● **EXERCISE GOAL**
Report back each line of the records that contains the string "home".

►

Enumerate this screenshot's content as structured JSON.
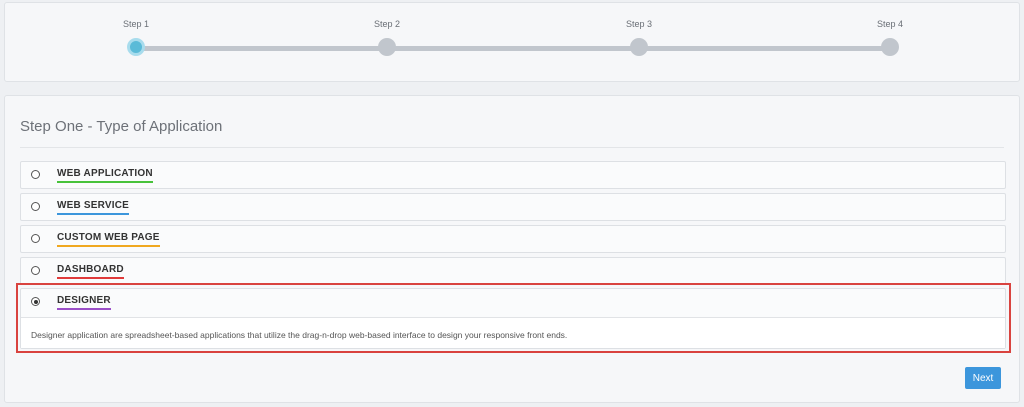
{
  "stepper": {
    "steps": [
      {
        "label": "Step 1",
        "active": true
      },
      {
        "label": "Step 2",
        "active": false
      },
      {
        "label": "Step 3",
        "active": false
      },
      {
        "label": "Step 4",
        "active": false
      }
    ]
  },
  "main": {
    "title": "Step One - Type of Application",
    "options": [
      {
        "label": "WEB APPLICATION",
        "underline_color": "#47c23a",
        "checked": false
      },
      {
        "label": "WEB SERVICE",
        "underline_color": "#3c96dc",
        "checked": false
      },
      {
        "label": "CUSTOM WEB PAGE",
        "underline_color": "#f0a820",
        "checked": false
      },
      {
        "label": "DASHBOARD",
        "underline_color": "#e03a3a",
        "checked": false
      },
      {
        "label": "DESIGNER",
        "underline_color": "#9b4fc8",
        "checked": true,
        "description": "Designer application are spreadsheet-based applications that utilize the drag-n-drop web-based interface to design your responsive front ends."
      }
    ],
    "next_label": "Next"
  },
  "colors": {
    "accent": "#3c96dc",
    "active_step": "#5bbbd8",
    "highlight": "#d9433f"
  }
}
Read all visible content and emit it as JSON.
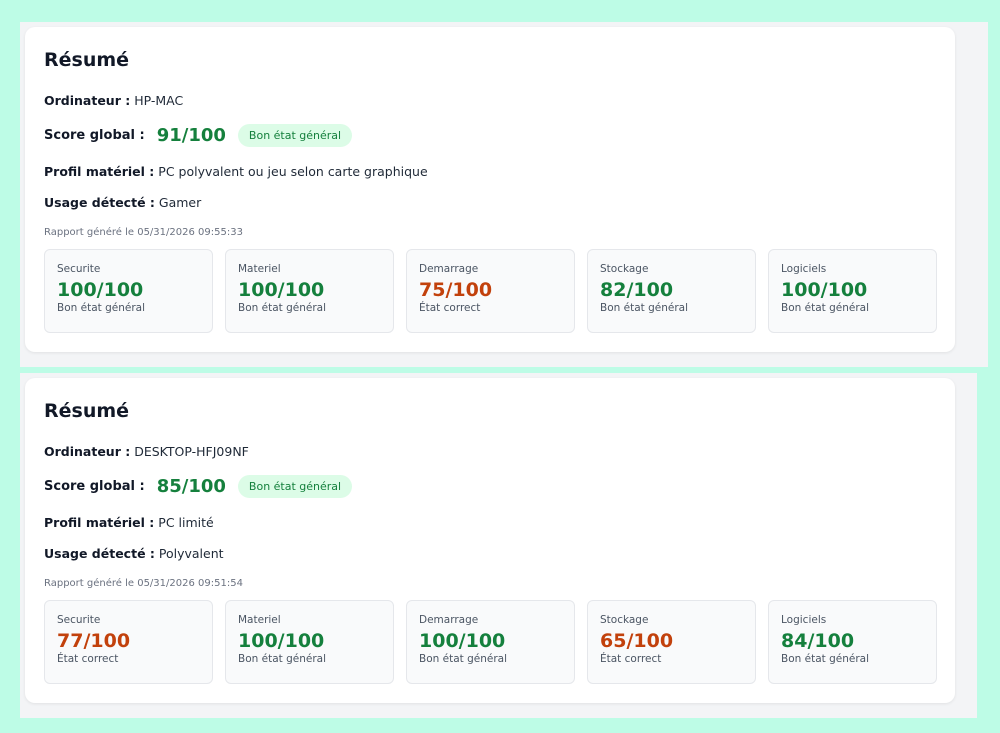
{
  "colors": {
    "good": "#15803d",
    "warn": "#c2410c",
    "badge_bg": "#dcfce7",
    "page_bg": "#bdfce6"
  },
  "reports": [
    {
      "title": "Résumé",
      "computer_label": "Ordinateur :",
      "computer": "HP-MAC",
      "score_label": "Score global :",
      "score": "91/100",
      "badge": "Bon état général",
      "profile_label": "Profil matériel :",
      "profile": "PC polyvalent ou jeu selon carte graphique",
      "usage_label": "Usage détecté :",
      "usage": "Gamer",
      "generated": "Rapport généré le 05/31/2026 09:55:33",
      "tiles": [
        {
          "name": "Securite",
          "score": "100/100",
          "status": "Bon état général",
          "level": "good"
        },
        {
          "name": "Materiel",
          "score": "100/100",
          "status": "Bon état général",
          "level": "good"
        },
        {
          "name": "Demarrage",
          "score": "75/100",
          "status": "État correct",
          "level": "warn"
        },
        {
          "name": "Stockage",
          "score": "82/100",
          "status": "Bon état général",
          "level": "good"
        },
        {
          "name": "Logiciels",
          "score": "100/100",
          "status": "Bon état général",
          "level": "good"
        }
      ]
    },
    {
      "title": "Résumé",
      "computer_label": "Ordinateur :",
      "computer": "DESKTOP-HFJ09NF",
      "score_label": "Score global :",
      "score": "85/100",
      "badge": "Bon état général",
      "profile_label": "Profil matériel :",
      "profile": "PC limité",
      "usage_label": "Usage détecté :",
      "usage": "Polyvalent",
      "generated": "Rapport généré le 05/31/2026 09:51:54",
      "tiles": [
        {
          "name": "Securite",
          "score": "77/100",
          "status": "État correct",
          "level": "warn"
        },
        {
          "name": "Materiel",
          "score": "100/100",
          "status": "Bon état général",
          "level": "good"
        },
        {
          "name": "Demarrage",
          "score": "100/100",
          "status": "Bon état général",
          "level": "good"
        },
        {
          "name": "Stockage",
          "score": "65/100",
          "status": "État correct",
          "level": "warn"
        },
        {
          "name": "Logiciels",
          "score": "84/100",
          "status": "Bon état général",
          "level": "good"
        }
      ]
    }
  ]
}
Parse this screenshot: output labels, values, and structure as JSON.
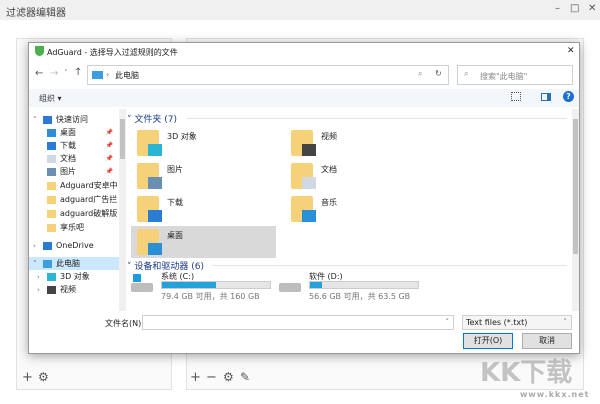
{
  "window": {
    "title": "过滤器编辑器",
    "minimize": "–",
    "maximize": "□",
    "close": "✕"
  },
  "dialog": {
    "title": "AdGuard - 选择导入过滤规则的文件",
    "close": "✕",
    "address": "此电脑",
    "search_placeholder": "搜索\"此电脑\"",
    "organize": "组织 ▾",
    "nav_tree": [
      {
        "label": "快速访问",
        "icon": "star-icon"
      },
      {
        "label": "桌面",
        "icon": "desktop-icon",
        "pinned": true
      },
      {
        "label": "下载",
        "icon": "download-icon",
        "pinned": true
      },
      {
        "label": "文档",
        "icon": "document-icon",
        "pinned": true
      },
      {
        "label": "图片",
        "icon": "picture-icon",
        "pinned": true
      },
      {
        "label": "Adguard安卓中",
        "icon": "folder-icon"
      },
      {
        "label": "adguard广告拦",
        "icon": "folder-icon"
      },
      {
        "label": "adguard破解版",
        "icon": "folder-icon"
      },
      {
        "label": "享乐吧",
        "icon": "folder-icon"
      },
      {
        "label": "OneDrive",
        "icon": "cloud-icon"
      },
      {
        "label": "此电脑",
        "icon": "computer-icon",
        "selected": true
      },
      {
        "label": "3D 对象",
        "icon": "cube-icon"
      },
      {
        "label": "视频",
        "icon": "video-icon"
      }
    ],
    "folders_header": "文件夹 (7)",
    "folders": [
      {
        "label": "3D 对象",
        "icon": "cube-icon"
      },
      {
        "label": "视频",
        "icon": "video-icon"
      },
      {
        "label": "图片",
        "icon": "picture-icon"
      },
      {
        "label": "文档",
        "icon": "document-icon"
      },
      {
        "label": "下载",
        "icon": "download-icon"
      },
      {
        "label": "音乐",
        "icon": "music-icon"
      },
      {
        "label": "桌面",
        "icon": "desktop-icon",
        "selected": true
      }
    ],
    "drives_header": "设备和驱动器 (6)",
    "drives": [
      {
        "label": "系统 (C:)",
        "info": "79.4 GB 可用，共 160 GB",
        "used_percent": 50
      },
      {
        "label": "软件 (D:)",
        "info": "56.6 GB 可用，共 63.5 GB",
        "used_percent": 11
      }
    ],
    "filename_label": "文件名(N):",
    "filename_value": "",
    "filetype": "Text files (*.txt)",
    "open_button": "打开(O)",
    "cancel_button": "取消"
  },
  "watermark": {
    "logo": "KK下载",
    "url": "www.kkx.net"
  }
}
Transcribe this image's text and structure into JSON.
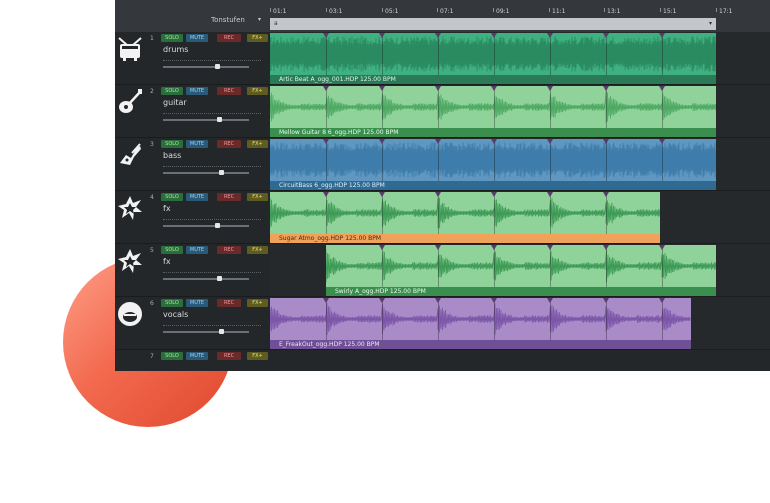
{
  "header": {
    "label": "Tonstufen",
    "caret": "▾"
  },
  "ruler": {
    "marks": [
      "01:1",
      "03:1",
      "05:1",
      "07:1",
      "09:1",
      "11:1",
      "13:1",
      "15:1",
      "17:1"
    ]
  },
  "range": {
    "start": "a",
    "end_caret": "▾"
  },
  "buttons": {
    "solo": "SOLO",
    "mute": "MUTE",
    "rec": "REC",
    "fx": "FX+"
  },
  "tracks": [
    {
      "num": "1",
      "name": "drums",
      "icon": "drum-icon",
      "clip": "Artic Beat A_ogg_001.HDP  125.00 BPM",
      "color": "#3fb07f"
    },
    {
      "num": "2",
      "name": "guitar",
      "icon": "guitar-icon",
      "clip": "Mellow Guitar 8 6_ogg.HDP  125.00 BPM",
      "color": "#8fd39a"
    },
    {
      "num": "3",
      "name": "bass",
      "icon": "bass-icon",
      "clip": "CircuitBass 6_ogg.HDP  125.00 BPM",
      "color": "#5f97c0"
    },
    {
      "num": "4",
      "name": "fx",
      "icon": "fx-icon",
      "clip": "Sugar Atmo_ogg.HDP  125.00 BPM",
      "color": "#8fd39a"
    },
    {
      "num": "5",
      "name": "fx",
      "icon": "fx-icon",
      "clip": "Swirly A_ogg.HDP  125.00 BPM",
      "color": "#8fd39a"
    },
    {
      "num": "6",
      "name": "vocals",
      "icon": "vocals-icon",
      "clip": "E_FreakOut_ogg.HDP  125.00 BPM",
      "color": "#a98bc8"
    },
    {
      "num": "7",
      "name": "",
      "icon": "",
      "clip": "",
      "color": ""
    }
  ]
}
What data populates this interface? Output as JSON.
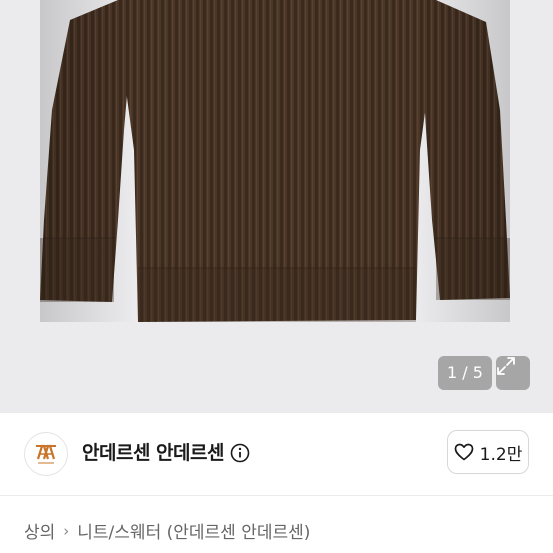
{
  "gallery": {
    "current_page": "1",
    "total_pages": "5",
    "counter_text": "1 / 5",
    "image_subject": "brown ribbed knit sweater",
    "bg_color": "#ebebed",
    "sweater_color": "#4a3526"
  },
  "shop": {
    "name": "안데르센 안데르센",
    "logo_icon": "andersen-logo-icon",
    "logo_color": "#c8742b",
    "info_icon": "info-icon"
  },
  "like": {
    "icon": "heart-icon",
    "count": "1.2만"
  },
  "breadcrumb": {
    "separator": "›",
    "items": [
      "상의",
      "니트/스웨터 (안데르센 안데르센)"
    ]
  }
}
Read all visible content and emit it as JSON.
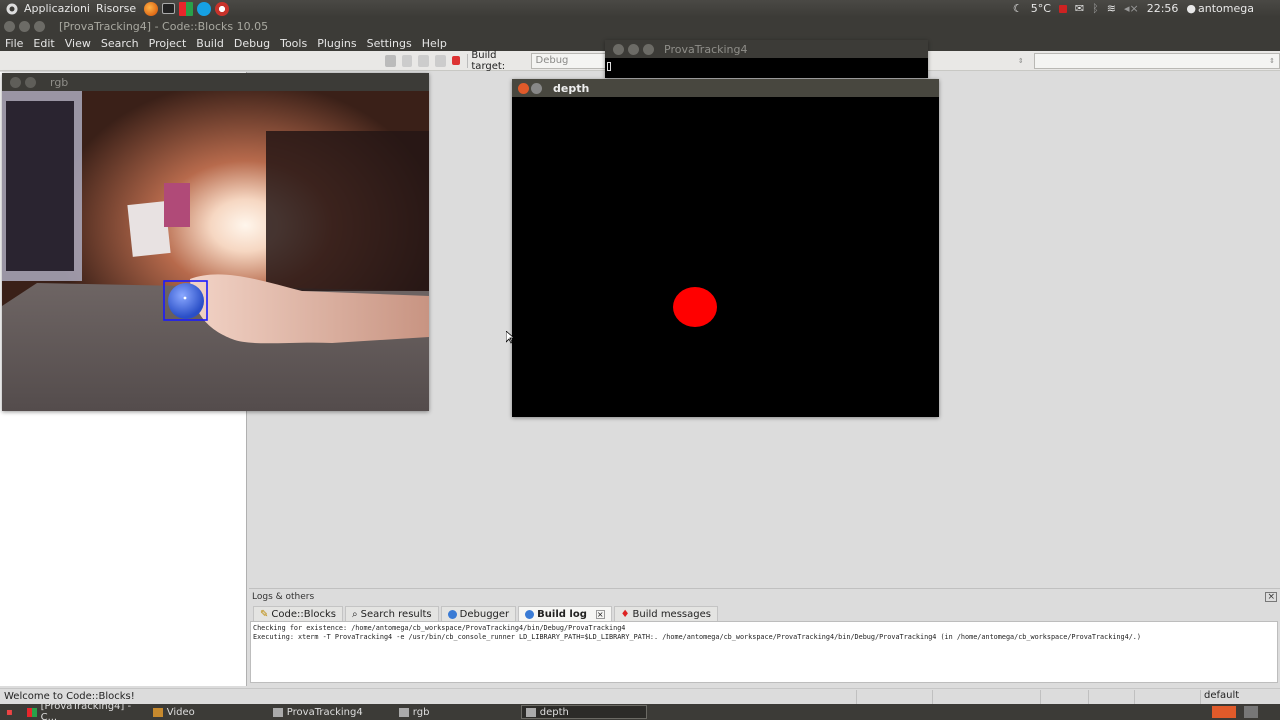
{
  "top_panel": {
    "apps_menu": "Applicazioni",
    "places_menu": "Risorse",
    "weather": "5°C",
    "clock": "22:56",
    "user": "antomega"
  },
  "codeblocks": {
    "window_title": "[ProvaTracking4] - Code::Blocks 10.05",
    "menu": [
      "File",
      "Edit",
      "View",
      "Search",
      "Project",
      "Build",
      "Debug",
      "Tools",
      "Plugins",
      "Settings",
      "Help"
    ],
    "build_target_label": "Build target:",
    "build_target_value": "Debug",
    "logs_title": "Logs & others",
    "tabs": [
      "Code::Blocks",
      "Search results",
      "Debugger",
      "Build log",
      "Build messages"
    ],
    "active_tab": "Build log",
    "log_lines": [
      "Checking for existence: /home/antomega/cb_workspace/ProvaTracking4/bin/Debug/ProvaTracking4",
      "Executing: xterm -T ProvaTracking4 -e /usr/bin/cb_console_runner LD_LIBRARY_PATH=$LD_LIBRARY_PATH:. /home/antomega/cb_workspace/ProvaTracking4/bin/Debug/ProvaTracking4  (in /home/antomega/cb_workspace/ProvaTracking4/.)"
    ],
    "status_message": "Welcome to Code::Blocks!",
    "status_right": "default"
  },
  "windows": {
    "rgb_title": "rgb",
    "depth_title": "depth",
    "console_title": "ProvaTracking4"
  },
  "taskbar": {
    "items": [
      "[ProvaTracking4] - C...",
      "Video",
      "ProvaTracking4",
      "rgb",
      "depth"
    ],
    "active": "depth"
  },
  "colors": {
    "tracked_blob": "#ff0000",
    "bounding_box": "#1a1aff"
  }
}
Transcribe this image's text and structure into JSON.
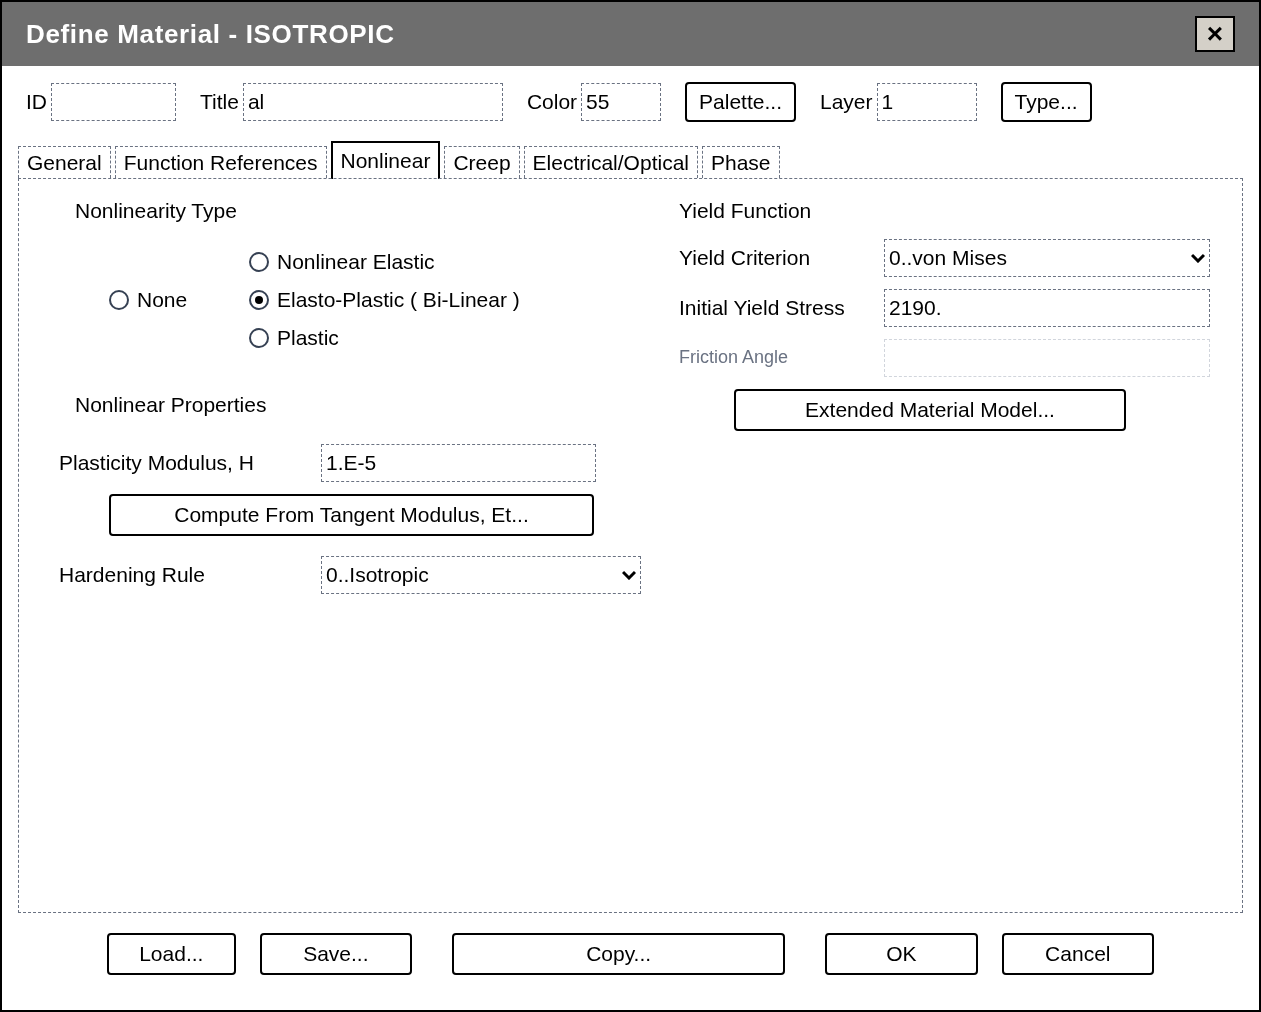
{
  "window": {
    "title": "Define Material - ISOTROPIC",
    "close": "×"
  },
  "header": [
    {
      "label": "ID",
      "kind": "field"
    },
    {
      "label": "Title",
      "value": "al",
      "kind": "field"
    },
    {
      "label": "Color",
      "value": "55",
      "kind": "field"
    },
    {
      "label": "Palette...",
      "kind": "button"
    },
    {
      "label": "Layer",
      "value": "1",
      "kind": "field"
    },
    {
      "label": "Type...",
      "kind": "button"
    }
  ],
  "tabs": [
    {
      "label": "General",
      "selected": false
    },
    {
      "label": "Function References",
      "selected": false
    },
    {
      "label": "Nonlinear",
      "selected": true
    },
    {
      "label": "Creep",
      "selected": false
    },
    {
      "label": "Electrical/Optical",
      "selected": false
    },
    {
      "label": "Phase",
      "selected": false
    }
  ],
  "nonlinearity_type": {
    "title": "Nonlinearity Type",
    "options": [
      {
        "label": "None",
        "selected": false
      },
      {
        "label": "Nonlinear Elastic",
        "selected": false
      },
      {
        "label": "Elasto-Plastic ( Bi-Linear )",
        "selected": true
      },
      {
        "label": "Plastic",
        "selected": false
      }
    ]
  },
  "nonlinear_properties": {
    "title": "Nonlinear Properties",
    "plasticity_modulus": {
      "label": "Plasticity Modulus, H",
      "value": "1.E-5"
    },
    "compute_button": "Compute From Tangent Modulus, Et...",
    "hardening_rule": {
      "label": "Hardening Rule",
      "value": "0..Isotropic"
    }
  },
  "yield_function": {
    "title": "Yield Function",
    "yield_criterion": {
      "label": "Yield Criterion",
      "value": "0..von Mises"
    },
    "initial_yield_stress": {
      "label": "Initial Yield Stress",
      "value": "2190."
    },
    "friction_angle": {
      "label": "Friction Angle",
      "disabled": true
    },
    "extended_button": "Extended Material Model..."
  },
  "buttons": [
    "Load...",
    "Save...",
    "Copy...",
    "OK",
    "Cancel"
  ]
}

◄

● **RESPONSE BOX**
      "Checking for existence: /home/antomega/cb_workspace/ProvaTracking4/bin/Debug/ProvaTracking4",
      "Executing: xterm -T ProvaTracking4 -e /usr/bin/cb_console_runner LD_LIBRARY_PATH=$LD_LIBRARY_PATH:. /home/antomega/cb_workspace/ProvaTracking4/bin/Debug/ProvaTracking4  (in /home/antomega/cb_workspace/ProvaTracking4/.)"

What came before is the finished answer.